__Material to process__.
--

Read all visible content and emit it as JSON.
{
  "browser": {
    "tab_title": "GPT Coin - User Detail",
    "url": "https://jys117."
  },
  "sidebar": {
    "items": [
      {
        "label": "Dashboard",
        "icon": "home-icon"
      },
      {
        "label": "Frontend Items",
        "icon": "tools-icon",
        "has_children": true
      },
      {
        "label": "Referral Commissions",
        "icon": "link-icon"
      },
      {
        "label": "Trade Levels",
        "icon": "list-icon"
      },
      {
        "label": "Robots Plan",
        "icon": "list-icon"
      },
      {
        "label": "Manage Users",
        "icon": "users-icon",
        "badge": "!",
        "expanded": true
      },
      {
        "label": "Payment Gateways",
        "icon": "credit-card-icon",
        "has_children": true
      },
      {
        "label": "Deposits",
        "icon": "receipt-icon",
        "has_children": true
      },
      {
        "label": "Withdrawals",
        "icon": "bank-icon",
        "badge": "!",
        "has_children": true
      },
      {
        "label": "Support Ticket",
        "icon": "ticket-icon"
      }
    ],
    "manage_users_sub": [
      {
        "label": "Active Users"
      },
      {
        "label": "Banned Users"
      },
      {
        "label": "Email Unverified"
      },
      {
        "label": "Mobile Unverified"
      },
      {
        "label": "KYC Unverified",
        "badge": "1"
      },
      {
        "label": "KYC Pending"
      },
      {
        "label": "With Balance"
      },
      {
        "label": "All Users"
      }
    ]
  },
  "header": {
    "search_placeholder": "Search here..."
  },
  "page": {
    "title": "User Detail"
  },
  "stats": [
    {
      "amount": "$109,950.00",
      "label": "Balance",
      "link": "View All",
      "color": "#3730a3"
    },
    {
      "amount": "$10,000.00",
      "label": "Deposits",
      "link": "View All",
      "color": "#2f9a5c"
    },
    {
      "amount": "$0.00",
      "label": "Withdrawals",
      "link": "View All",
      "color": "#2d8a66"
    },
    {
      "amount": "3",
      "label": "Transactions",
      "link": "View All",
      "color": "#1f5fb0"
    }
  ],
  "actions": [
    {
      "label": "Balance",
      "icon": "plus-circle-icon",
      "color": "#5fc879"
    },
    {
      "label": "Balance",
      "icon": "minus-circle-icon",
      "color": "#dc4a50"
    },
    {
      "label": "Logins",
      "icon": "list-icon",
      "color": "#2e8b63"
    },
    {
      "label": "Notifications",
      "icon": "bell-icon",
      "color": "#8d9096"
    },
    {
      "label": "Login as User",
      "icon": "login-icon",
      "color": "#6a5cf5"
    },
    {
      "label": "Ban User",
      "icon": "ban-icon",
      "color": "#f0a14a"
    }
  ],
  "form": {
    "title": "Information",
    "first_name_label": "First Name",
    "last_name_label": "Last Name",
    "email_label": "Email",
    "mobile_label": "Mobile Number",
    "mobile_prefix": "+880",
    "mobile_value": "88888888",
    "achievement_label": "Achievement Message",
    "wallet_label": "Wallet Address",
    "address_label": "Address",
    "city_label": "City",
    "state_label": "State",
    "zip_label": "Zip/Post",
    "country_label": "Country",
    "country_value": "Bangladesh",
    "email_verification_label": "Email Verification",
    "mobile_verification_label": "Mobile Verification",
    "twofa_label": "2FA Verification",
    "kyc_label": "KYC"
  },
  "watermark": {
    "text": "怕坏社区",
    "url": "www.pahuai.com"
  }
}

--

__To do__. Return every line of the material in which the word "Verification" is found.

__Expected output__.
    "email_verification_label": "Email Verification",
    "mobile_verification_label": "Mobile Verification",
    "twofa_label": "2FA Verification",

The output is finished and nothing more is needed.